The brachial plexus is a network of intertwined nerves that control movement and sensation in the arm and hand. A traumatic brachial plexus injury involves sudden damage to these nerves, and may cause weakness, loss of feeling, or loss of movement in the shoulder, arm, or hand. Sports injuries, traffic accidents, and childbirth can cause a brachial plexus injury, which is not very common. Symptoms might include paralysis of the musculoskeletal system in serious cases. Abrasions to the brachial plexus can result in a wide range of symptoms. The location and severity of the injury determine the clinical picture of the damage. Mild brachial plexus injuries may heal without treatment. More severe injuries may require surgery to regain function of the arm or hand. The most common symptoms of brachial plexus injury include:
- Weakness or numbness
- Loss of sensation
- Loss of movement (paralysis)
A tingling or stinging feeling may be described as a symptom in mild situations. Partial or complete paralysis of muscles in the hands, forearm, upper arm, and sections of the hip can occur in more severe cases. These individuals may have arm weakness or stiffness that corresponds to the damaged location.
A Long-Term Recovery Methodology
Patients may not experience improvements for six months or even a year following surgery due to the delayed regeneration of nerves. Following surgery, many people continue to make progress for several years. Even if they don’t experience immediate effects, we teach them that it is critical to remain moving in order to maintain joint flexibility. If the joint is stiff, even if the nerve is finally able to reawaken the muscle, functioning will be impaired.
During this recovery process, our occupational therapists teach patients how to use the unaffected arm to perform daily activities like eating and personal hygiene. Our therapists also assist with adaptive techniques for one-handed dressing, bathing and other daily activities. If the patient is unable to use the hand he or she writes with, therapeutic techniques can also train the other hand to perform this function.
A team of winner physical or occupational therapists with advanced training and clinical experience
When the brachial plexus or even other peripheral nerves that service the hand, arm, or shoulder are traumatically injured, patients often lack function and feeling in any or all of the affected limbs.

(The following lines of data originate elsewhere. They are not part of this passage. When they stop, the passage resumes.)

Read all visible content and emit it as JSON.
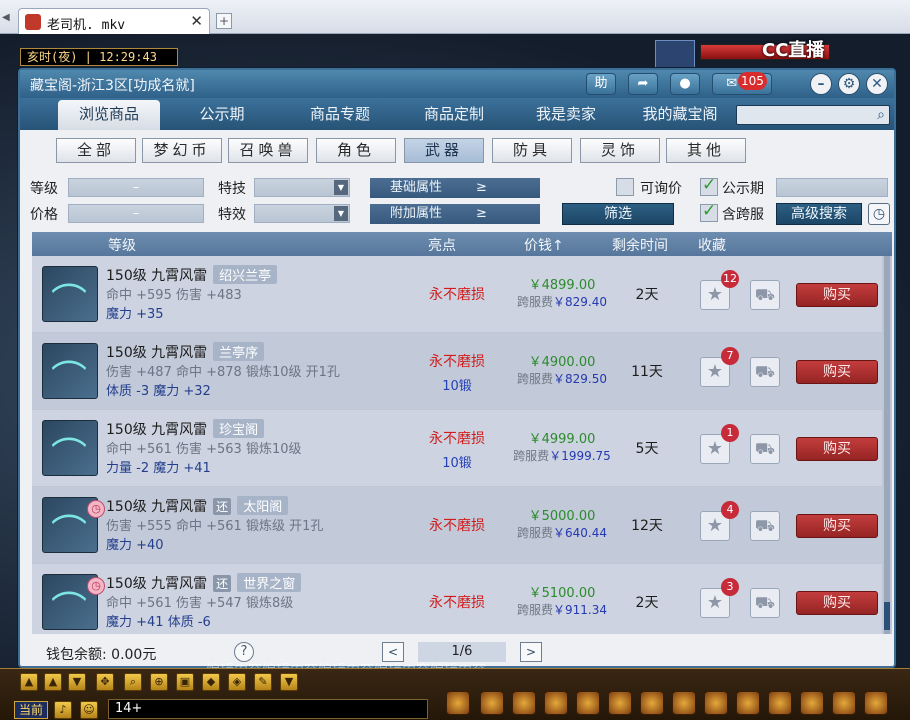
{
  "player": {
    "tab_title": "老司机. mkv",
    "tab_close": "✕",
    "new_tab": "+"
  },
  "game": {
    "clock": "亥时(夜) | 12:29:43",
    "cc_logo": "CC直播"
  },
  "dialog": {
    "title": "藏宝阁-浙江3区[功成名就]",
    "toolbar": {
      "help_label": "助",
      "message_count": "105"
    },
    "nav_tabs": [
      "浏览商品",
      "公示期",
      "商品专题",
      "商品定制",
      "我是卖家",
      "我的藏宝阁"
    ],
    "active_nav_tab": 0,
    "categories": [
      "全部",
      "梦幻币",
      "召唤兽",
      "角色",
      "武器",
      "防具",
      "灵饰",
      "其他"
    ],
    "active_category": 4,
    "filters": {
      "level_label": "等级",
      "level_value": "–",
      "price_label": "价格",
      "price_value": "–",
      "skill_label": "特技",
      "effect_label": "特效",
      "base_attr": "基础属性",
      "extra_attr": "附加属性",
      "ge": "≥",
      "inquiry_label": "可询价",
      "publicity_label": "公示期",
      "cross_server_label": "含跨服",
      "filter_button": "筛选",
      "advanced_search_button": "高级搜索"
    },
    "table_headers": [
      "等级",
      "亮点",
      "价钱↑",
      "剩余时间",
      "收藏"
    ],
    "items": [
      {
        "name": "150级 九霄风雷",
        "returned": false,
        "server": "绍兴兰亭",
        "attr_line2": "命中 +595 伤害 +483",
        "attr_line3": "魔力 +35",
        "highlight": "永不磨损",
        "highlight2": "",
        "price": "￥4899.00",
        "cross_fee_label": "跨服费",
        "cross_fee": "￥829.40",
        "remaining": "2天",
        "fav_count": "12",
        "buy_label": "购买"
      },
      {
        "name": "150级 九霄风雷",
        "returned": false,
        "server": "兰亭序",
        "attr_line2": "伤害 +487 命中 +878 锻炼10级 开1孔",
        "attr_line3": "体质 -3 魔力 +32",
        "highlight": "永不磨损",
        "highlight2": "10锻",
        "price": "￥4900.00",
        "cross_fee_label": "跨服费",
        "cross_fee": "￥829.50",
        "remaining": "11天",
        "fav_count": "7",
        "buy_label": "购买"
      },
      {
        "name": "150级 九霄风雷",
        "returned": false,
        "server": "珍宝阁",
        "attr_line2": "命中 +561 伤害 +563 锻炼10级",
        "attr_line3": "力量 -2 魔力 +41",
        "highlight": "永不磨损",
        "highlight2": "10锻",
        "price": "￥4999.00",
        "cross_fee_label": "跨服费",
        "cross_fee": "￥1999.75",
        "remaining": "5天",
        "fav_count": "1",
        "buy_label": "购买"
      },
      {
        "name": "150级 九霄风雷",
        "returned": true,
        "return_tag": "还",
        "server": "太阳阁",
        "attr_line2": "伤害 +555 命中 +561 锻炼级 开1孔",
        "attr_line3": "魔力 +40",
        "highlight": "永不磨损",
        "highlight2": "",
        "price": "￥5000.00",
        "cross_fee_label": "跨服费",
        "cross_fee": "￥640.44",
        "remaining": "12天",
        "fav_count": "4",
        "buy_label": "购买"
      },
      {
        "name": "150级 九霄风雷",
        "returned": true,
        "return_tag": "还",
        "server": "世界之窗",
        "attr_line2": "命中 +561 伤害 +547 锻炼8级",
        "attr_line3": "魔力 +41 体质 -6",
        "highlight": "永不磨损",
        "highlight2": "",
        "price": "￥5100.00",
        "cross_fee_label": "跨服费",
        "cross_fee": "￥911.34",
        "remaining": "2天",
        "fav_count": "3",
        "buy_label": "购买"
      }
    ],
    "footer": {
      "wallet": "钱包余额: 0.00元",
      "help": "?",
      "page": "1/6",
      "prev": "<",
      "next": ">"
    }
  },
  "overlay_text": "编辑内容编辑内容编辑内容编辑内容编辑内容",
  "hud": {
    "channel": "当前",
    "chat_input": "14+"
  }
}
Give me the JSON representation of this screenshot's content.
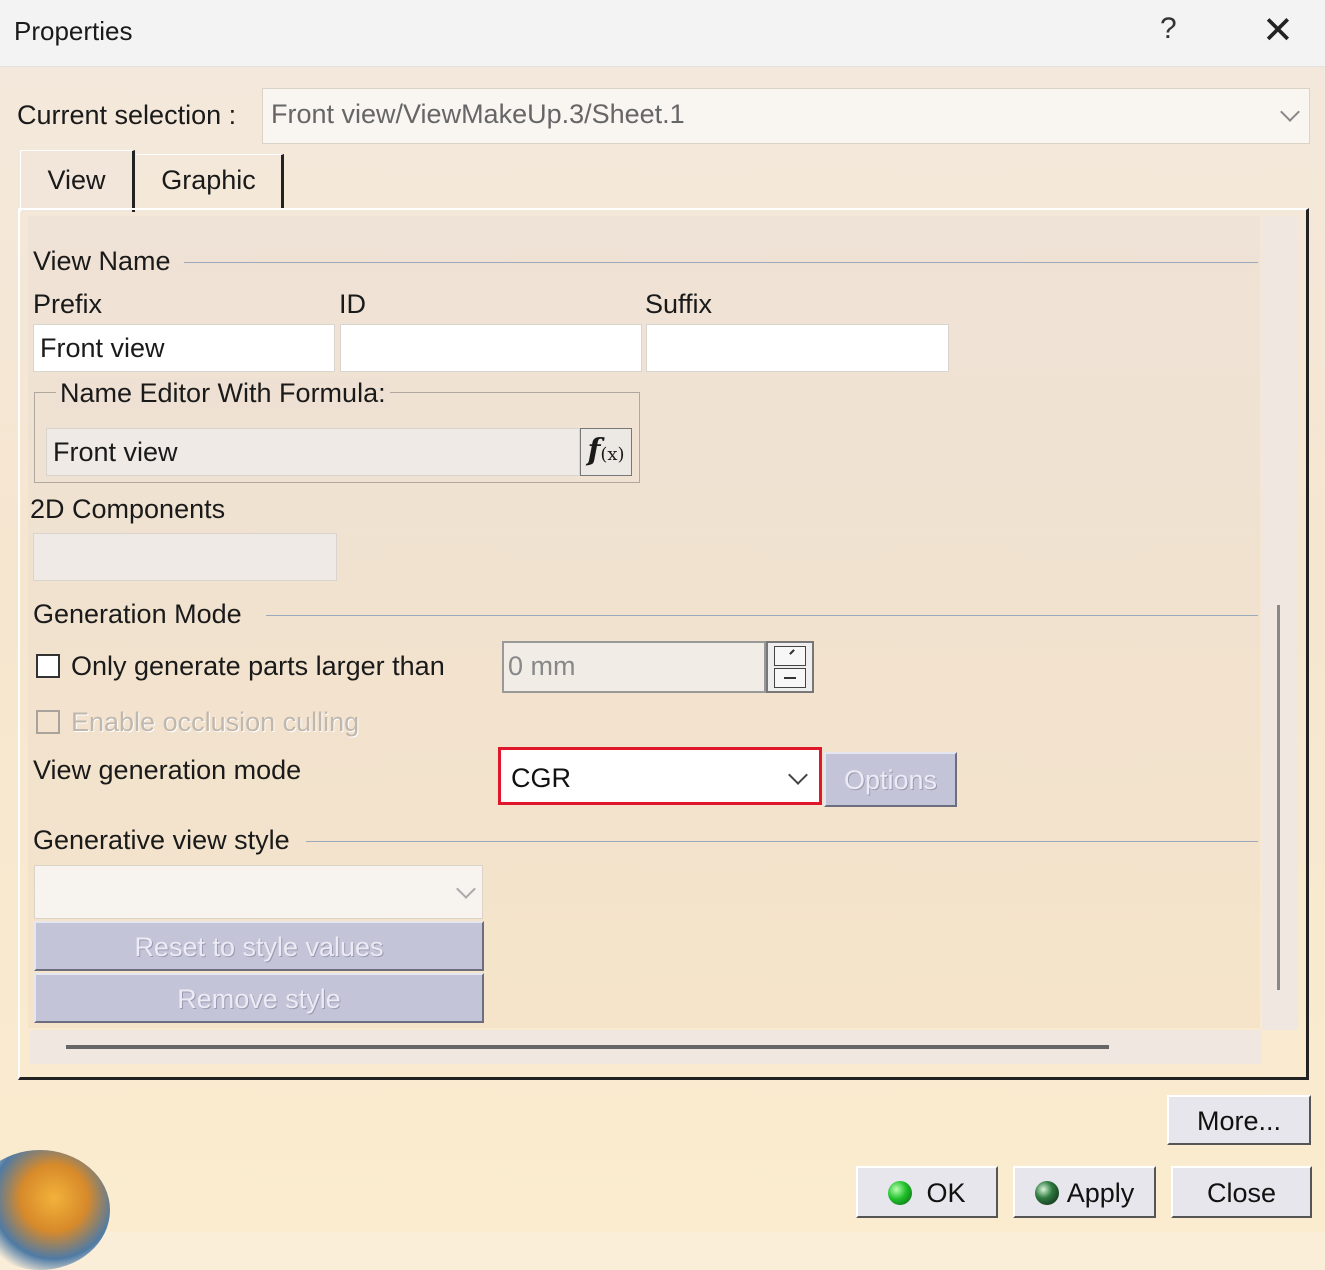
{
  "window": {
    "title": "Properties",
    "help_glyph": "?",
    "close_glyph": "✕"
  },
  "selection": {
    "label": "Current selection :",
    "value": "Front view/ViewMakeUp.3/Sheet.1"
  },
  "tabs": [
    {
      "label": "View",
      "active": true
    },
    {
      "label": "Graphic",
      "active": false
    }
  ],
  "view_name": {
    "section": "View Name",
    "prefix_label": "Prefix",
    "id_label": "ID",
    "suffix_label": "Suffix",
    "prefix_value": "Front view",
    "id_value": "",
    "suffix_value": "",
    "formula_group": "Name Editor With Formula:",
    "formula_value": "Front view",
    "formula_button": "f",
    "formula_button_sub": "(x)"
  },
  "components": {
    "label": "2D Components",
    "value": ""
  },
  "generation": {
    "section": "Generation Mode",
    "only_larger_label": "Only generate parts larger than",
    "only_larger_checked": false,
    "size_value": "0 mm",
    "occlusion_label": "Enable occlusion culling",
    "occlusion_checked": false,
    "mode_label": "View generation mode",
    "mode_value": "CGR",
    "options_button": "Options"
  },
  "style": {
    "section": "Generative view style",
    "selected": "",
    "reset_button": "Reset to style values",
    "remove_button": "Remove style"
  },
  "footer": {
    "more_button": "More...",
    "ok_button": "OK",
    "apply_button": "Apply",
    "close_button": "Close"
  },
  "colors": {
    "highlight_border": "#e0162b",
    "dialog_bg": "#fbeed8"
  }
}
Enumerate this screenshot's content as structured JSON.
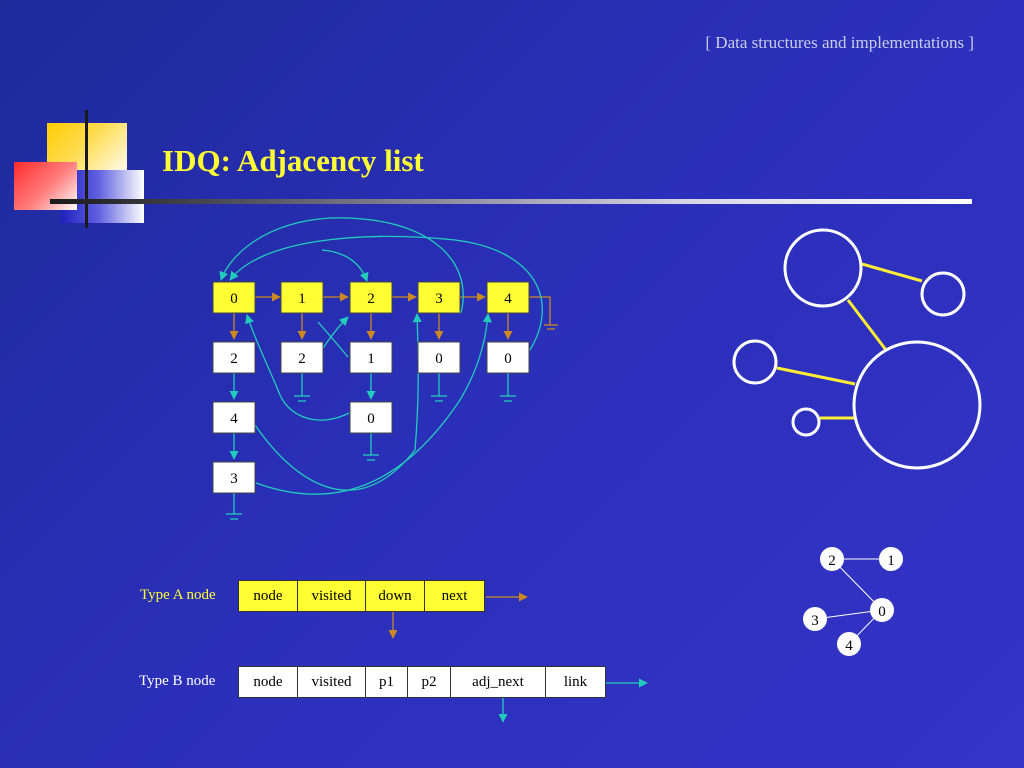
{
  "header": {
    "tag": "[ Data structures and implementations ]"
  },
  "slide": {
    "title": "IDQ: Adjacency list"
  },
  "adjacency": {
    "heads": [
      "0",
      "1",
      "2",
      "3",
      "4"
    ],
    "col0": [
      "2",
      "4",
      "3"
    ],
    "col1": [
      "2"
    ],
    "col2": [
      "1",
      "0"
    ],
    "col3": [
      "0"
    ],
    "col4": [
      "0"
    ]
  },
  "graph": {
    "nodes": [
      "0",
      "1",
      "2",
      "3",
      "4"
    ]
  },
  "type_a": {
    "label": "Type A node",
    "fields": [
      "node",
      "visited",
      "down",
      "next"
    ]
  },
  "type_b": {
    "label": "Type B node",
    "fields": [
      "node",
      "visited",
      "p1",
      "p2",
      "adj_next",
      "link"
    ]
  },
  "colors": {
    "background": "#2a2fb8",
    "title": "#ffff33",
    "head_node": "#ffff33",
    "list_node": "#ffffff",
    "down_arrow": "#cc8822",
    "link_arrow": "#22ccbb",
    "graph_edge_thick": "#ffee33"
  }
}
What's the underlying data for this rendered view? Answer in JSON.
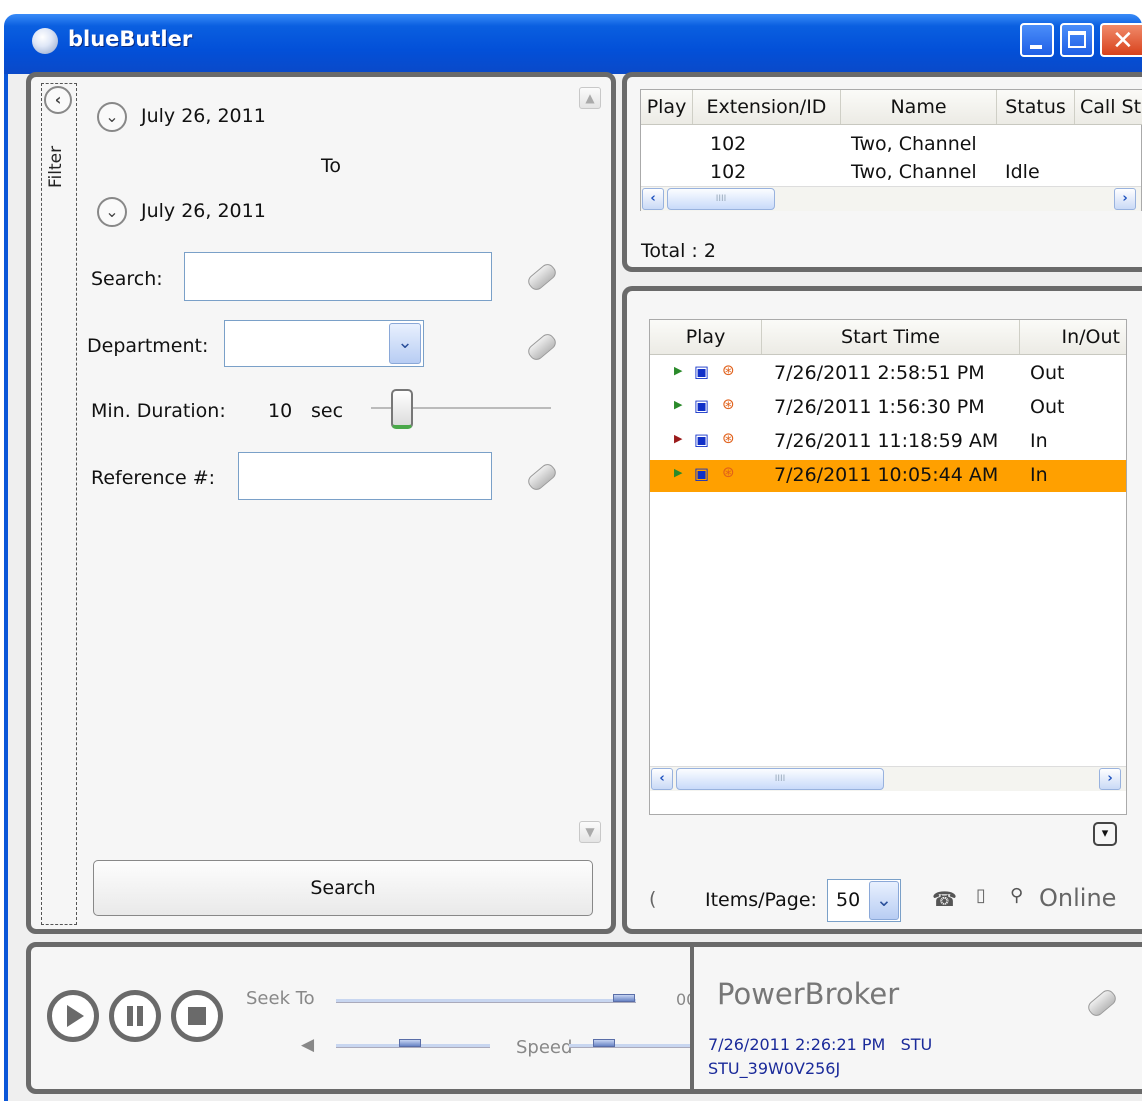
{
  "window": {
    "title": "blueButler"
  },
  "filter": {
    "sidebar_label": "Filter",
    "date_from": "July 26, 2011",
    "to_label": "To",
    "date_to": "July 26, 2011",
    "search_label": "Search:",
    "search_value": "",
    "department_label": "Department:",
    "department_value": "",
    "min_duration_label": "Min. Duration:",
    "min_duration_value": "10",
    "min_duration_unit": "sec",
    "reference_label": "Reference #:",
    "reference_value": "",
    "search_button": "Search"
  },
  "extensions": {
    "columns": [
      "Play",
      "Extension/ID",
      "Name",
      "Status",
      "Call St"
    ],
    "rows": [
      {
        "ext": "102",
        "name": "Two, Channel",
        "status": ""
      },
      {
        "ext": "102",
        "name": "Two, Channel",
        "status": "Idle"
      }
    ],
    "total_label": "Total",
    "total_value": ": 2"
  },
  "calls": {
    "columns": [
      "Play",
      "Start Time",
      "In/Out"
    ],
    "rows": [
      {
        "start": "7/26/2011 2:58:51 PM",
        "dir": "Out",
        "arrow_color": "#2a8a2a",
        "selected": false
      },
      {
        "start": "7/26/2011 1:56:30 PM",
        "dir": "Out",
        "arrow_color": "#2a8a2a",
        "selected": false
      },
      {
        "start": "7/26/2011 11:18:59 AM",
        "dir": "In",
        "arrow_color": "#9a1a1a",
        "selected": false
      },
      {
        "start": "7/26/2011 10:05:44 AM",
        "dir": "In",
        "arrow_color": "#2a8a2a",
        "selected": true
      }
    ],
    "items_per_page_label": "Items/Page:",
    "items_per_page_value": "50",
    "status_text": "Online"
  },
  "player": {
    "seek_label": "Seek To",
    "seek_time_partial": "00",
    "speed_label": "Speed"
  },
  "info": {
    "title": "PowerBroker",
    "line1": "7/26/2011 2:26:21 PM   STU",
    "line2": "STU_39W0V256J"
  },
  "colors": {
    "selection": "#ffa000",
    "titlebar": "#0a5fe0",
    "panel_border": "#6a6a6a"
  }
}
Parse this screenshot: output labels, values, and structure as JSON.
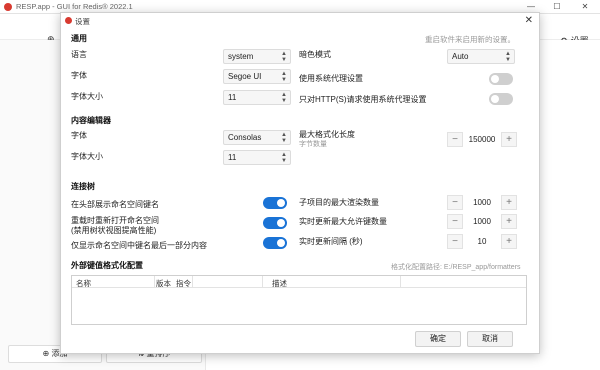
{
  "app": {
    "title": "RESP.app - GUI for Redis® 2022.1",
    "settings_label": "设置",
    "add_connection_label": "添加",
    "sort_label": "重排序",
    "minimize": "—",
    "maximize": "☐",
    "close": "✕",
    "plus_icon": "⊕"
  },
  "dialog": {
    "title": "设置",
    "close": "✕",
    "restart_hint": "重启软件来启用新的设置。",
    "general": {
      "title": "通用",
      "language_label": "语言",
      "language_value": "system",
      "font_label": "字体",
      "font_value": "Segoe UI",
      "font_size_label": "字体大小",
      "font_size_value": "11",
      "color_mode_label": "暗色模式",
      "color_mode_value": "Auto",
      "use_system_proxy_label": "使用系统代理设置",
      "use_system_proxy": false,
      "http_proxy_only_label": "只对HTTP(S)请求使用系统代理设置",
      "http_proxy_only": false
    },
    "editor": {
      "title": "内容编辑器",
      "font_label": "字体",
      "font_value": "Consolas",
      "font_size_label": "字体大小",
      "font_size_value": "11",
      "max_format_label": "最大格式化长度",
      "max_format_sublabel": "字节数量",
      "max_format_value": "150000"
    },
    "connections": {
      "title": "连接树",
      "show_ns_label": "在头部展示命名空间键名",
      "show_ns": true,
      "reopen_ns_label": "重载时重新打开命名空间",
      "reopen_ns_sublabel": "(禁用树状视图提高性能)",
      "reopen_ns": true,
      "last_part_label": "仅显示命名空间中键名最后一部分内容",
      "last_part": true,
      "live_limit_label": "子项目的最大渲染数量",
      "live_limit_value": "1000",
      "live_update_keys_label": "实时更新最大允许键数量",
      "live_update_keys_value": "1000",
      "live_update_interval_label": "实时更新间隔 (秒)",
      "live_update_interval_value": "10"
    },
    "formatters": {
      "title": "外部键值格式化配置",
      "path_label": "格式化配置路径: E:/RESP_app/formatters",
      "columns": [
        "名称",
        "版本",
        "指令",
        "描述"
      ]
    },
    "ok_label": "确定",
    "cancel_label": "取消"
  }
}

When surgery is needed or not, committing to a long-term physical therapy programme is an important step toward rehabilitation and can make all the difference in long-term functionality.